Updated: July 6, 2017 — 11:02 am EDT
The Philadelphia Inquirer



Prepare one-pager of medical info to ease an ER visit

There’s a website called “The Caregivers’ Living Room – A Blog by Donna Thomson” (donnathomson.com) that I recently came across.  Donna cares for both her son (with a disability) and mother (perhaps with dementia).

Here’s a helpful blog post from June about preparing a one-pager of information to ease an ER visit.  (I’m not sure everything for many of our group members will fit on a single page, but the suggestion is still worthwhile.)



Ease the ER Experience: Awesome Tip From a Reader!
Saturday, 24 June 2017
The Caregivers’ Living Room – A Blog by Donna Thomson

Facebook is a fantastic information sharing tool for natural caregivers. The Caregivers’ Living Room has a page…and lately we’ve been chatting about giving doctors and nurses an accurate picture of our loved ones in hospital. When our loved ones are elderly or have disabilities in the emergency room, it’s easy for medical professionals to make negative assumptions about how they are on a good day. …

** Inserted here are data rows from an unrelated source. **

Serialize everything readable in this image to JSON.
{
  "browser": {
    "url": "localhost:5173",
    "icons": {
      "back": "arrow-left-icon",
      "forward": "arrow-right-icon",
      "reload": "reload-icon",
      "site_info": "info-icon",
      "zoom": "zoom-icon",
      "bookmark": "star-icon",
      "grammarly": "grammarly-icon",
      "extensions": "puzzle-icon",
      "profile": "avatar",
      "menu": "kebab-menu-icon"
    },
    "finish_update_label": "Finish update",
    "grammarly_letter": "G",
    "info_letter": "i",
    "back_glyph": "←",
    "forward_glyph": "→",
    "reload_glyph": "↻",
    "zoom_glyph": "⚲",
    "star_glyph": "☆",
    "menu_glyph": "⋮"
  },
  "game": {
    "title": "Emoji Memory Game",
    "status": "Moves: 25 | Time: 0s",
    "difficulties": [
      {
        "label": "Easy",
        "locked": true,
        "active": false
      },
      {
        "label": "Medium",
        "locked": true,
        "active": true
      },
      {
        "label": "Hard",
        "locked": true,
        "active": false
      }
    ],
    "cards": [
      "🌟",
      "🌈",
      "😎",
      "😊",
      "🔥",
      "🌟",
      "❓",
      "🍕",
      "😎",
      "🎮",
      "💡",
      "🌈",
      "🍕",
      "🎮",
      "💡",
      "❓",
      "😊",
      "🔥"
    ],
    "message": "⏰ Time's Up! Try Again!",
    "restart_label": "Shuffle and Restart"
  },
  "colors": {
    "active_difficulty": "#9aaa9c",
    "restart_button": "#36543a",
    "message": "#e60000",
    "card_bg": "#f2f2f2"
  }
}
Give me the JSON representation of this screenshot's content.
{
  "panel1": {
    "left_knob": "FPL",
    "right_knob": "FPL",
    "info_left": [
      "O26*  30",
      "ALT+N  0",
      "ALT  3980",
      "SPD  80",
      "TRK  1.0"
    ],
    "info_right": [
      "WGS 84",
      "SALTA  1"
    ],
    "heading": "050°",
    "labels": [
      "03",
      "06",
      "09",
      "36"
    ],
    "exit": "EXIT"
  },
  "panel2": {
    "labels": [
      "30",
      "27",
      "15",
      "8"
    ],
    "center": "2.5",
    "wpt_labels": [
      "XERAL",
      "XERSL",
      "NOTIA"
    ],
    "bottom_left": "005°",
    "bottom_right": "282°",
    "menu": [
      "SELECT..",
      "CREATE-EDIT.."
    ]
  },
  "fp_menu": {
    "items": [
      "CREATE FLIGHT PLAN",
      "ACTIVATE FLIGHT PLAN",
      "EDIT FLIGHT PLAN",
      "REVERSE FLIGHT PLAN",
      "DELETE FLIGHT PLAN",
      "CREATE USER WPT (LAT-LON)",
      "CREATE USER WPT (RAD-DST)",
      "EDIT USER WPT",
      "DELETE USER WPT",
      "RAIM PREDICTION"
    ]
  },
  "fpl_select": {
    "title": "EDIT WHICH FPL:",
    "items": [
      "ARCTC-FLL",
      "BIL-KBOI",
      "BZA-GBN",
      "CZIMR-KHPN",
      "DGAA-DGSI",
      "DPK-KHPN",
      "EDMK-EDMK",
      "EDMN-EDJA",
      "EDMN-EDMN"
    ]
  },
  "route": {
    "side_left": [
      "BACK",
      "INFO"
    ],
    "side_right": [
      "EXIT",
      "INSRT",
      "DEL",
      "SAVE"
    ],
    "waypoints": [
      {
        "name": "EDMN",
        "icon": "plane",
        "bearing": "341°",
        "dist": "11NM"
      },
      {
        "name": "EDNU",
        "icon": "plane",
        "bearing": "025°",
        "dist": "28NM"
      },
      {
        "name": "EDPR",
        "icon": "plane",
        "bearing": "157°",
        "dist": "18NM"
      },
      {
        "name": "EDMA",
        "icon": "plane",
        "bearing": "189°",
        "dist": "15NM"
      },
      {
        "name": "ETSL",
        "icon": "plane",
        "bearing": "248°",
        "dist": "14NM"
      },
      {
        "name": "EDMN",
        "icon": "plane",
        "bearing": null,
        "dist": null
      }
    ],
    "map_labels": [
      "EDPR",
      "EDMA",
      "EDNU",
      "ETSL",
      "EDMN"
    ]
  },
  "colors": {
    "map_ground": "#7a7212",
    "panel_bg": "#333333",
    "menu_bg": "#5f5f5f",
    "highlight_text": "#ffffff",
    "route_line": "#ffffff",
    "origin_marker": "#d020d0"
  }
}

Caregiver Kim had a great suggestion. She proposes a one-pager with up to date information that medical staff need to get an accurate snapshot of the person. Kim’s template has all the information that doctors need to know plus everything we WANT them to know. Thank you, Kim!

It seems like a lot, but once you get it done, it’s SUCH a good thing to have it on hand; and updating it only takes a minute.

1) First, I give the full legal name, followed by what he goes by (i.e. James Reginald Smith, goes by Jim)

2) Next, Date of Birth

3) Health Card Number and/or Insurance Details (even though the health card should be with the patient, it’s convenient to note it here)

4) List of Diagnoses (include allergies to medications, and any anaphylactic allergies). It may also be helpful to note the date of each diagnosis.

5) List of current medications; how long you’ve been taking them, what the dosage is and what the medication is for (as some meds are used off-label). This is where it’s important to update the page annually, and/ or with every change that occurs. (Also, the ER staff will ask which medications have been given that day – be prepared to answer that question.)

6) Previous surgeries (include year and place); serious illnesses/previous hospitalizations (include year and place)

7) For children, indicate if vaccinations are up to date. For adults, note when last booster shots were given (i.e. tetanus).

8) Behaviour/personality traits. This is where I’ve listed that my son is normally extremely active and very happy and content. This helps the doctor see how far from “normal” the patient is. (Note from Donna: I include a photo of my son and my Mom on their one-pagers so professionals in the ER can see their vibrant, smiling faces when they are healthy)

9) If they have problems communicating, or a different way of communicating, note that here.

10) How do they normally deal with pain? (i.e. do they have a high tolerance for pain?)

11) You might want to include any other information that would give an indication of what “normal” activity and competency levels are (such as work or hobbies). But remember this is a BRIEF summary of the patient, so be succinct. Only include pertinent information and in a concise manner.

12) List of doctors, indicating what field (i.e. family doctor, oncologist, etc) with their contact information. Also, list additional medical contacts, such as the pharmacy you normally go to for prescriptions, or doctors that might not be considered primary care (perhaps an allergist, or a dentist).

13) List a couple of people who are emergency contacts. Note the relationship to the patient and be sure to give phone numbers where they can be reached at any hour.

14) Finally, at the bottom of the page, note the date that you last updated this information. If you have not updated it in a while but it is still correct, just change the date (so that people can see the information is recent and still relevant). Every time you update the page, re-read the whole thing to be sure all the information is still correct and has not changed.

15) Note from Donna: I would also add whether there is a Do Not Resuscitate Order on file. Also, if you have a Power of Attorney or Guardianship arrangement for your loved one, this should be noted on the page as well.